(Data records)
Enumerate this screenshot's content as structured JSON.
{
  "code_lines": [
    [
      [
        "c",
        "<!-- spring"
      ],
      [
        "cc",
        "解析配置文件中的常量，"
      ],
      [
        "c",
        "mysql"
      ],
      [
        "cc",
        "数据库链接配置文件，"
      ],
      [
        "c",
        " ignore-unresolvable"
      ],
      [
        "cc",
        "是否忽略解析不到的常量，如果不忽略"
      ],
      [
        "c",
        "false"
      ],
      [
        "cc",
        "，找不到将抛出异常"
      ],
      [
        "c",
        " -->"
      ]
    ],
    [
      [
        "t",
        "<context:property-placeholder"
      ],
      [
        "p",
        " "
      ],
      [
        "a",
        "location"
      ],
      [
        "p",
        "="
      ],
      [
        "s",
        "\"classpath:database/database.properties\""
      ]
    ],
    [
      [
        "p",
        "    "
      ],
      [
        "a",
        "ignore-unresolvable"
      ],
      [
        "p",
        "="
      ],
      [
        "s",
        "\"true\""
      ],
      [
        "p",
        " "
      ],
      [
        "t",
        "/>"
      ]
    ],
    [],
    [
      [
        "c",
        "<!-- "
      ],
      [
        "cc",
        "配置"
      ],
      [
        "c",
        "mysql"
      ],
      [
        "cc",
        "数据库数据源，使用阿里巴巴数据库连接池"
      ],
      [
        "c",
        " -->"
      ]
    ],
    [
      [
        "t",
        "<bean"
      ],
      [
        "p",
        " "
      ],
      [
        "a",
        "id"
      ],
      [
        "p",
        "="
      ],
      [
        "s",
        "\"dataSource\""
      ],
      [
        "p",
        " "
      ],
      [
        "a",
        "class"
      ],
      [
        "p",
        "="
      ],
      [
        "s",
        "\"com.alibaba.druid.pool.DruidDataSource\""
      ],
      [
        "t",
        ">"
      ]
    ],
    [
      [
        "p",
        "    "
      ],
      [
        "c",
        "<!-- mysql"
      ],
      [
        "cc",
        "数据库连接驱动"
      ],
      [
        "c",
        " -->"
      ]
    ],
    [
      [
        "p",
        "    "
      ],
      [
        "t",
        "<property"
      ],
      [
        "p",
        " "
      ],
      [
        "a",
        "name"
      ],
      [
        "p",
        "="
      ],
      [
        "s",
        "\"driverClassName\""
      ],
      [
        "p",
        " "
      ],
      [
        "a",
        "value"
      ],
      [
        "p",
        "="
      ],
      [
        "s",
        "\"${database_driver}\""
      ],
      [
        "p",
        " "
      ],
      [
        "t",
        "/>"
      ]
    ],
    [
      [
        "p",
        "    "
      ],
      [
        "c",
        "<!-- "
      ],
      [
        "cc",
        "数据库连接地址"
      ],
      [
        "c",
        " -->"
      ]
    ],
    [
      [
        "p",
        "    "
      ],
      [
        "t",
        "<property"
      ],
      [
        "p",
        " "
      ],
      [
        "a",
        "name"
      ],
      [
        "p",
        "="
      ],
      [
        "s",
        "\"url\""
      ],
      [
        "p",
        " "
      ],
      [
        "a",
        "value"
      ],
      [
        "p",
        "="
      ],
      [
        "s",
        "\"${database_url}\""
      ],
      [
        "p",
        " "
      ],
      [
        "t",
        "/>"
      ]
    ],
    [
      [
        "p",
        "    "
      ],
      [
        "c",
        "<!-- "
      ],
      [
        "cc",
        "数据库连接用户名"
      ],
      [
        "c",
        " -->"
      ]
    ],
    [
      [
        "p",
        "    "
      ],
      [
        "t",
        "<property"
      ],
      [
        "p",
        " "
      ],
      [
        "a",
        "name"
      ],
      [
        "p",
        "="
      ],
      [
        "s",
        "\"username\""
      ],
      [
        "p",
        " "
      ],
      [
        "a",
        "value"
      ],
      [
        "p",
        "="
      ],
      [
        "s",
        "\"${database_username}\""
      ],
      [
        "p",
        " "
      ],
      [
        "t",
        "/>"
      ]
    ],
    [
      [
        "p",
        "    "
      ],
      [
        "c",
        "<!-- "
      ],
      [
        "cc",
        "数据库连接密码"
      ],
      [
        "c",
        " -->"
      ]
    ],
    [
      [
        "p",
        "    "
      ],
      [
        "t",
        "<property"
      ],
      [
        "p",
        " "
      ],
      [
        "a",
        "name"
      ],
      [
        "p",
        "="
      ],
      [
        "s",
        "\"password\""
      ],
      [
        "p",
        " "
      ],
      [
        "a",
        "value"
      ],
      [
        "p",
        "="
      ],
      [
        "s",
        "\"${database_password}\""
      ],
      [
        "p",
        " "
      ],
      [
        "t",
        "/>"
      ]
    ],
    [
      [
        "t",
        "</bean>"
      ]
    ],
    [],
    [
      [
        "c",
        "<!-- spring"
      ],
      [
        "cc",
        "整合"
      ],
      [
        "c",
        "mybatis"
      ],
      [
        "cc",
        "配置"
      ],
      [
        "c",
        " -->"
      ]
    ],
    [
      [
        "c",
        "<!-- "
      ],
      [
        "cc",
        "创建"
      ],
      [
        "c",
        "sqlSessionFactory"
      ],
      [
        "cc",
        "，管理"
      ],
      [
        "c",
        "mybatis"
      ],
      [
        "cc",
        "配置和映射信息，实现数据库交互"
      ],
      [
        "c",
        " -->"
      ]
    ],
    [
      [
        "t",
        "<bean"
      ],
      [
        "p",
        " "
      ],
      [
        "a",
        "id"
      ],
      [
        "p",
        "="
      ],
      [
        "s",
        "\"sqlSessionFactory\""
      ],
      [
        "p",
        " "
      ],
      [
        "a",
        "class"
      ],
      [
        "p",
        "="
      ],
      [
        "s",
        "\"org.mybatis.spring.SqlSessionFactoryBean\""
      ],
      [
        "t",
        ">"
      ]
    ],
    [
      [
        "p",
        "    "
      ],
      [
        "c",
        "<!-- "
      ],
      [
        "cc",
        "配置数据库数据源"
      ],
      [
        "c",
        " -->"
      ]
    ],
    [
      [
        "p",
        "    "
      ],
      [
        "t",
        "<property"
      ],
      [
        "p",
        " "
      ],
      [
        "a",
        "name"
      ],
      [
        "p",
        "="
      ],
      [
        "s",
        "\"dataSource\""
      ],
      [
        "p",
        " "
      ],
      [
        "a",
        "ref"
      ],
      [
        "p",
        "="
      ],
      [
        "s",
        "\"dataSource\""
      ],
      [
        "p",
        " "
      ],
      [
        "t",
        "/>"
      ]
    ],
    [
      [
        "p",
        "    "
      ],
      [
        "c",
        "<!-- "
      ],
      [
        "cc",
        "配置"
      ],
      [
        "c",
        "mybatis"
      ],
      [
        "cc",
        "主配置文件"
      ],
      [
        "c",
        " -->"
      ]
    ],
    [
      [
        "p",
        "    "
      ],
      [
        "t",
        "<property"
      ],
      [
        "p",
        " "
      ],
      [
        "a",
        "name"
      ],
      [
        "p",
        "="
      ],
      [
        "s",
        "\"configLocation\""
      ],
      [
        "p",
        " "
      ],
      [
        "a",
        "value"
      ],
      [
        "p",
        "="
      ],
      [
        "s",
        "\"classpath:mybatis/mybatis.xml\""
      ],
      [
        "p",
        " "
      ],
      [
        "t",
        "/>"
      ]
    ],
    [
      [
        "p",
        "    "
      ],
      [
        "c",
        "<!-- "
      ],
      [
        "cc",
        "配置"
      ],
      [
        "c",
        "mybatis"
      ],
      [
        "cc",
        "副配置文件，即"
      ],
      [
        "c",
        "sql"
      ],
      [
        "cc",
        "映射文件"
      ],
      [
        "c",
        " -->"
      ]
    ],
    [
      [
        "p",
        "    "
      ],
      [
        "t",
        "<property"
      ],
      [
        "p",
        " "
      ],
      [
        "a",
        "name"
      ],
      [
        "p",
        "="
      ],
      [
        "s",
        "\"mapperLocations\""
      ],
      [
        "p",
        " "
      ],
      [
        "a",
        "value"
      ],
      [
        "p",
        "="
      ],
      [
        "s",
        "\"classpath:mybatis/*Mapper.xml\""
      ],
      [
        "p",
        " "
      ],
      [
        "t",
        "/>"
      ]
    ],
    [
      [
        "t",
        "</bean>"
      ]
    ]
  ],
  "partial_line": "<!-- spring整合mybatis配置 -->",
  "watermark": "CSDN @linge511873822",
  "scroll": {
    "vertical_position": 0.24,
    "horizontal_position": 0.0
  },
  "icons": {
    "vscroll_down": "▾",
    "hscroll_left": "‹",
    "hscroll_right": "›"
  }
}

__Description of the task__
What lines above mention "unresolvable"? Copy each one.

__Task solution__
        " ignore-unresolvable"
        "ignore-unresolvable"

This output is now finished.